Online safety and the regulation of large platforms and social media are topics that have competed with Covid-19 for top headlines in the last 2 years. A Draft Online Safety Bill was published in May 2021 and a Joint Committee convened shortly after to propose improvements including an inquiry with hearings from various different stakeholders.
On 14 December 2021, the Committee published its recommendations. Below we outline what the key recommendations are and what this means in terms of next steps.
What is the Online Safety Bill?
The Bill is the UK’s equivalent of the EU’s Digital Services Act proposals that are also still being debated and finalised. In short, the Bill seeks to impose new responsibilities on online user to user (essentially covering services with user generated content and user interactions) and search services. It proposes a new regulatory regime with oversight by Ofcom and, controversially, it had called for service providers to take more steps to protect users against illegal content but also legal but harmful content.
What Does the Report Propose?
Key recommendations of the Report are as follows:
- That the Bill should be clearer at the outset in its objectives. The rather provocative title of the Report - ‘No longer the land of the lawless’, leaves little room for interpretation as to how it thinks those should be framed.
- The Bill should be wider in the areas of harm it covers generally. Coming as no surprise to those following the lobbying and inquiry hearing proceedings, this means areas such as scams and fraud including in paid for adverts are specifically recommended to be covered. The Report also introduces is the concept of “reasonably forseeable harm”. Many lawyers already felt uncomfortable with the inclusion of “harm” and duties of care but the additional of terms such as reasonably foreseeable – well known law school debating fodder - is unlikely to be welcomed. “Reasonably foreseeable harms” should be covered by service providers in their risk assessments, the Report recommends.
- Further on the topic of ‘harm’, it proposes that the legislation should cover “content and activity” and algorithms and move away from a focus on moderation of content to wider considerations in respect of the design of online platforms. This is a big shift.
- Ofcom should have more powers in terms of investigations, audits and fines and should create mandatory codes of practice.
- New governance requirements should be included such as the need to have an online safety policy and appoint a ‘Safety Controller’ at board or reporting to board level.
- There is an acknowledgement that what is illegal online does have to be absolutely clear. The report proposes in line with Law Commission recommendations that new criminal offences should be added including for cyberflashing (indecent images) and flashing images in the context of having an intention to induce a seizure as well as the promotion of self-harm.
- The issue of keeping children away from online porn emerges again with the recommendation that sites should prevent children from accessing them even if the sites don’t include user to user content. Readers will remember that this is an issue that was always expected to return in the Online Safety Bill, porn age verification block legislation having been dropped previously at the eleventh hour back in 2019.
- The Report rightly recognises that further protections for freedom of expression are needed.
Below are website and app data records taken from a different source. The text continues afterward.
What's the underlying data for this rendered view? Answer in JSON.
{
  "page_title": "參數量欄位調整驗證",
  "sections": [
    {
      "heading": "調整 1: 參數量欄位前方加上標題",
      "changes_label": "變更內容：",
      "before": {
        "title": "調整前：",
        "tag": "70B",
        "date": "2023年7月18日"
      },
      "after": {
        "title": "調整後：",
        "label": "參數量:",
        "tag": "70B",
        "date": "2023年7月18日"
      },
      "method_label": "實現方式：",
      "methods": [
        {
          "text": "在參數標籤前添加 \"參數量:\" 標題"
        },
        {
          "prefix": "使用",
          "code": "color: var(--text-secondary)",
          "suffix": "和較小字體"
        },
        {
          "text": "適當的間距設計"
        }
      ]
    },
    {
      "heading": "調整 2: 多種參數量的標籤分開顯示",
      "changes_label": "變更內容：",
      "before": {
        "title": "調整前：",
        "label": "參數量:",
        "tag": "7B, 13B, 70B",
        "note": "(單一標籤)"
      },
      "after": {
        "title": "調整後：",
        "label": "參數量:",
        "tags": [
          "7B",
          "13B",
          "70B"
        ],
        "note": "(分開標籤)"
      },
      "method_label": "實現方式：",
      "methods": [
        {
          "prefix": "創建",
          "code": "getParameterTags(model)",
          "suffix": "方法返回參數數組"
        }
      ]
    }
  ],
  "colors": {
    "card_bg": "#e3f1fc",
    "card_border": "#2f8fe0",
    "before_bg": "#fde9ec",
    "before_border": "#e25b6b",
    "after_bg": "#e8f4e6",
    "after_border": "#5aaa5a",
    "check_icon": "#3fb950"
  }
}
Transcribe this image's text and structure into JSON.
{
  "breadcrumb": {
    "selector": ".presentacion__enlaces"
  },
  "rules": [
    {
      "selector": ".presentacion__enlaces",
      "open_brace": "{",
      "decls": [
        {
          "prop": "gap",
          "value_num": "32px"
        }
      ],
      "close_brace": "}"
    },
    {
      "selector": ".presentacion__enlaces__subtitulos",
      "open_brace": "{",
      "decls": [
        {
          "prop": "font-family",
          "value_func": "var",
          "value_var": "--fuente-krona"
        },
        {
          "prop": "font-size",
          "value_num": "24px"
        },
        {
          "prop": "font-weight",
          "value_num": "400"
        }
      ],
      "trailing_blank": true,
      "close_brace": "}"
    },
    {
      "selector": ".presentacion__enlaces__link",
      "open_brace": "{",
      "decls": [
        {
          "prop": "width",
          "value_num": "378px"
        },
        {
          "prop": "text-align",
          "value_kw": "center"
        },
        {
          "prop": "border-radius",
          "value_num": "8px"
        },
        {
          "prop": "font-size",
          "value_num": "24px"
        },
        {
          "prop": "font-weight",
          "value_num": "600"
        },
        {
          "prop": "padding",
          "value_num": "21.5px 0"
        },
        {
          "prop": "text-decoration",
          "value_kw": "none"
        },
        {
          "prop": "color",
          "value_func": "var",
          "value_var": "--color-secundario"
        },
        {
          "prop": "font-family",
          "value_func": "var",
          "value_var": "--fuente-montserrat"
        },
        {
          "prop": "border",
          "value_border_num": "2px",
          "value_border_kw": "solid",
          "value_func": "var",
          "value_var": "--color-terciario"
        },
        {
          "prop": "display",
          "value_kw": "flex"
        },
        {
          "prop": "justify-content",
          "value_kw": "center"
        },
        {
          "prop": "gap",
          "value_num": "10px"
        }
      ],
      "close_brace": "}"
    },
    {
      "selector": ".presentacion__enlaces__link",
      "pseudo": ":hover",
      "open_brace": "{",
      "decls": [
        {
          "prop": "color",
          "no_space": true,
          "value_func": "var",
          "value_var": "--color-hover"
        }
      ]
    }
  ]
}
It proposes an automatic exemption for recognized news publishers. One wonders how concepts of the protection of journalism here will play out in the context of the rise of citizen journalism, a phenomena that is expressly recognised in the ICO’s draft journalism code and journalistic exemption for example.
What Happens Next?
The Government must respond to the Committee’s report within 2 months. An updated Bill will then be presented to Parliament for further examination and final approval in 2022. With some far-reaching new recommendations, we anticipate a lot of further debate in the new year.